Mr. Speaker, the Conservative budget fails to address the needs of new Canadians. The government continues to overlook the fact that improved integration of new Canadians is a much needed step to facilitate Canada's economic recovery. The foreign credentials and qualifications of new Canadians must be assessed and recognized in a timely manner.

When will the government deliver on its long overdue commitment to new Canadians and stop playing with their foreign credentials and qualification needs?

Citizenship and Immigration
Oral Questions

Noon

Calgary Southeast
Alberta

Conservative

Jason Kenney Minister of Citizenship

Mr. Speaker, I thank the member for the question and the Liberal Party's discovery of this important issue.

The reality is that the Liberal government imposed a $1,000 head tax on all newcomers to Canada that this government cut in half. The Liberal government froze settlement funding for newcomers for 12 years. We tripled settlement funding for language classes and better integration.

The Liberal government did precisely nothing on the critical issue of foreign credential recognition. We created the foreign credential referral office. This budget includes the economic action plan's $50 million commitment to the pan-Canadian framework to streamline foreign credential recognition across the country. We are delivering for newcomers.

Standing Orders
Routine Proceedings

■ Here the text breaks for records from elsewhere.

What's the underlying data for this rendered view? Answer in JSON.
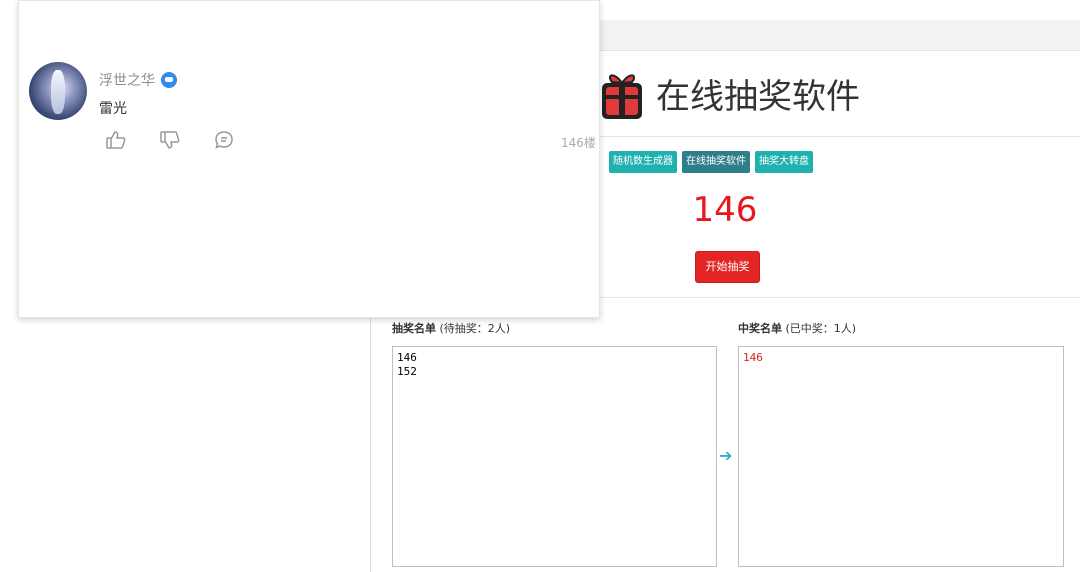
{
  "popup": {
    "username": "浮世之华",
    "comment": "雷光",
    "floor": "146楼",
    "icons": [
      "thumbs-up-icon",
      "thumbs-down-icon",
      "comment-icon",
      "verified-badge-icon"
    ]
  },
  "app": {
    "title": "在线抽奖软件",
    "nav": [
      "随机数生成器",
      "在线抽奖软件",
      "抽奖大转盘"
    ],
    "active_nav": "在线抽奖软件",
    "result_number": "146",
    "start_button": "开始抽奖",
    "pool": {
      "label": "抽奖名单",
      "status": "(待抽奖：2人)",
      "content": "146\n152"
    },
    "winners": {
      "label": "中奖名单",
      "status": "(已中奖：1人)",
      "content": "146"
    }
  },
  "colors": {
    "accent_teal": "#1fb0b0",
    "active_tab": "#2f7f8a",
    "result_red": "#e8171b",
    "start_btn_red": "#e32624"
  }
}
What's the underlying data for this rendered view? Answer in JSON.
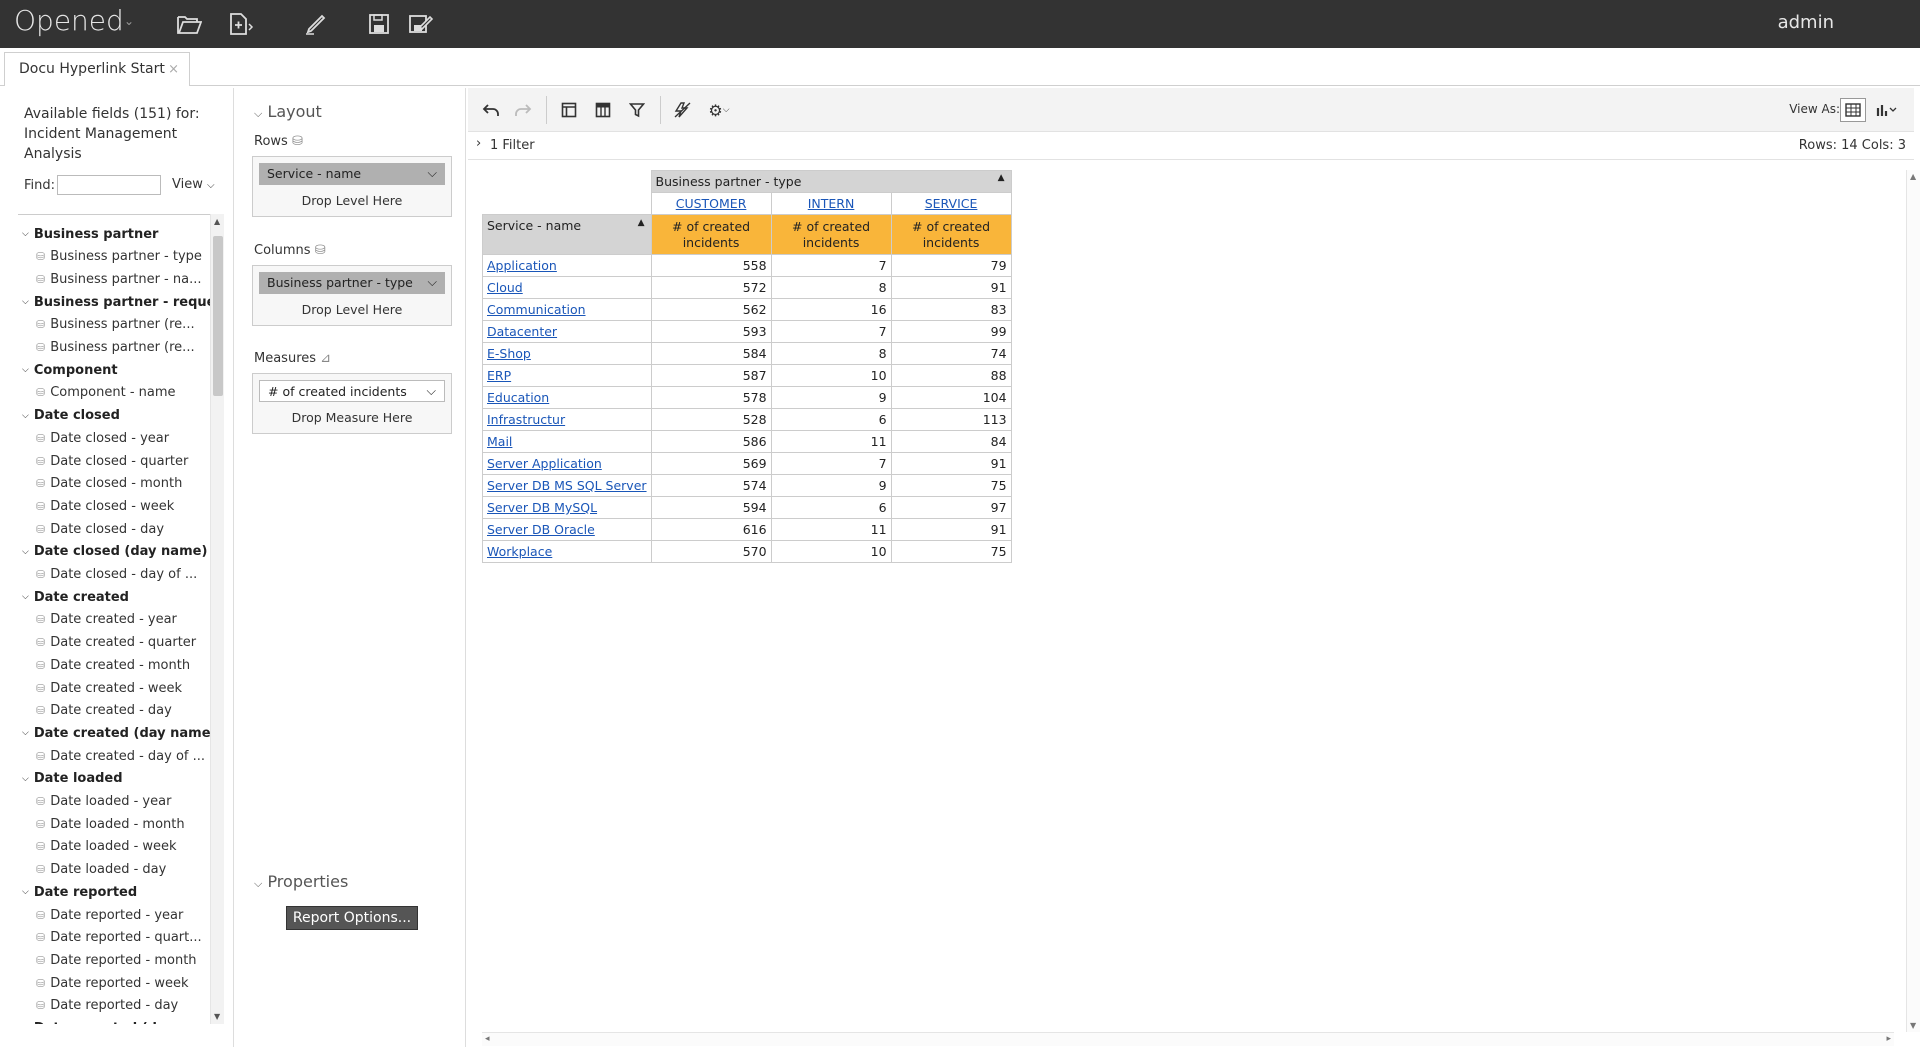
{
  "app": {
    "title": "Opened",
    "user": "admin"
  },
  "tabs": [
    {
      "label": "Docu Hyperlink Start",
      "close": "×"
    }
  ],
  "fields_panel": {
    "available_text": "Available fields (151) for: Incident Management Analysis",
    "find_label": "Find:",
    "find_value": "",
    "view_label": "View"
  },
  "tree": [
    {
      "label": "Business partner",
      "group": true
    },
    {
      "label": "Business partner - type",
      "group": false
    },
    {
      "label": "Business partner - na...",
      "group": false
    },
    {
      "label": "Business partner - reques...",
      "group": true
    },
    {
      "label": "Business partner (re...",
      "group": false
    },
    {
      "label": "Business partner (re...",
      "group": false
    },
    {
      "label": "Component",
      "group": true
    },
    {
      "label": "Component - name",
      "group": false
    },
    {
      "label": "Date closed",
      "group": true
    },
    {
      "label": "Date closed - year",
      "group": false
    },
    {
      "label": "Date closed - quarter",
      "group": false
    },
    {
      "label": "Date closed - month",
      "group": false
    },
    {
      "label": "Date closed - week",
      "group": false
    },
    {
      "label": "Date closed - day",
      "group": false
    },
    {
      "label": "Date closed (day name)",
      "group": true
    },
    {
      "label": "Date closed - day of ...",
      "group": false
    },
    {
      "label": "Date created",
      "group": true
    },
    {
      "label": "Date created - year",
      "group": false
    },
    {
      "label": "Date created - quarter",
      "group": false
    },
    {
      "label": "Date created - month",
      "group": false
    },
    {
      "label": "Date created - week",
      "group": false
    },
    {
      "label": "Date created - day",
      "group": false
    },
    {
      "label": "Date created (day name)",
      "group": true
    },
    {
      "label": "Date created - day of ...",
      "group": false
    },
    {
      "label": "Date loaded",
      "group": true
    },
    {
      "label": "Date loaded - year",
      "group": false
    },
    {
      "label": "Date loaded - month",
      "group": false
    },
    {
      "label": "Date loaded - week",
      "group": false
    },
    {
      "label": "Date loaded - day",
      "group": false
    },
    {
      "label": "Date reported",
      "group": true
    },
    {
      "label": "Date reported - year",
      "group": false
    },
    {
      "label": "Date reported - quart...",
      "group": false
    },
    {
      "label": "Date reported - month",
      "group": false
    },
    {
      "label": "Date reported - week",
      "group": false
    },
    {
      "label": "Date reported - day",
      "group": false
    },
    {
      "label": "Date reported (day name)",
      "group": true
    }
  ],
  "layout": {
    "title": "Layout",
    "rows_label": "Rows",
    "rows_chip": "Service - name",
    "columns_label": "Columns",
    "columns_chip": "Business partner - type",
    "measures_label": "Measures",
    "measures_chip": "# of created incidents",
    "drop_level": "Drop Level Here",
    "drop_measure": "Drop Measure Here",
    "properties_title": "Properties",
    "report_options": "Report Options..."
  },
  "toolbar": {
    "view_as": "View As:",
    "filter_text": "1 Filter",
    "rows_cols": "Rows: 14  Cols: 3"
  },
  "pivot": {
    "column_field": "Business partner - type",
    "row_field": "Service - name",
    "columns": [
      "CUSTOMER",
      "INTERN",
      "SERVICE"
    ],
    "measure_label": "# of created incidents",
    "rows": [
      {
        "name": "Application",
        "values": [
          558,
          7,
          79
        ]
      },
      {
        "name": "Cloud",
        "values": [
          572,
          8,
          91
        ]
      },
      {
        "name": "Communication",
        "values": [
          562,
          16,
          83
        ]
      },
      {
        "name": "Datacenter",
        "values": [
          593,
          7,
          99
        ]
      },
      {
        "name": "E-Shop",
        "values": [
          584,
          8,
          74
        ]
      },
      {
        "name": "ERP",
        "values": [
          587,
          10,
          88
        ]
      },
      {
        "name": "Education",
        "values": [
          578,
          9,
          104
        ]
      },
      {
        "name": "Infrastructur",
        "values": [
          528,
          6,
          113
        ]
      },
      {
        "name": "Mail",
        "values": [
          586,
          11,
          84
        ]
      },
      {
        "name": "Server Application",
        "values": [
          569,
          7,
          91
        ]
      },
      {
        "name": "Server DB MS SQL Server",
        "values": [
          574,
          9,
          75
        ]
      },
      {
        "name": "Server DB MySQL",
        "values": [
          594,
          6,
          97
        ]
      },
      {
        "name": "Server DB Oracle",
        "values": [
          616,
          11,
          91
        ]
      },
      {
        "name": "Workplace",
        "values": [
          570,
          10,
          75
        ]
      }
    ]
  },
  "colors": {
    "topbar": "#333333",
    "measure_header": "#f9b53a",
    "link": "#1a56b8"
  }
}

Noon

Carleton—Mississippi Mills
Ontario

Conservative

Gordon O'Connor Minister of State and Chief Government Whip

Mr. Speaker, I move:

That, notwithstanding any Standing Order or usual practice of the House, for the purpose of the debate on Ways and Means Motion No. 1 in relation to budget 2010, Standing Order 84 be amended as follows:

(a) section (4) be deleted; and

(b) section (5) be replaced with the following:

(4) On the third day of the said days, at 15 minutes before the expiry of the time provided for government business in such sitting, the Speaker shall interrupt the proceedings and forthwith put every question necessary to dispose of any subamendment and amendment.

Standing Orders
Routine Proceedings

Noon

Liberal

The Speaker Peter Milliken

Does the hon. chief government whip have the unanimous consent of the House to propose this motion?

Standing Orders
Routine Proceedings

Noon

Some hon. members

Agreed.

Standing Orders
Routine Proceedings

Noon

Liberal

The Speaker Peter Milliken

The House has heard the terms of the motion. Is it the pleasure of the House to adopt the motion?

Standing Orders
Routine Proceedings

Noon

Some hon. members

Agreed.

Standing Orders
Routine Proceedings

Noon

Liberal

The Speaker Peter Milliken

(Motion agreed to)

Does the hon. member for Beauharnois—Salaberry also wish to move a motion?

Standing Orders
Routine Proceedings

Noon

Bloc

Claude DeBellefeuille Beauharnois—Salaberry, QC

Mr. Speaker, I seek the unanimous consent of the House to adopt the following motion:

That, notwithstanding any Standing Order or usual practice of the House, Bill C-434, An Act to amend the Corrections and Conditional Release Act (day parole — six months or one sixth of the sentence rule), be deemed to have been read a second time and referred to a Committee of the Whole, deemed considered in Committee of the Whole, deemed reported without amendment, deemed concurred in at report stage, and deemed read a third time and passed.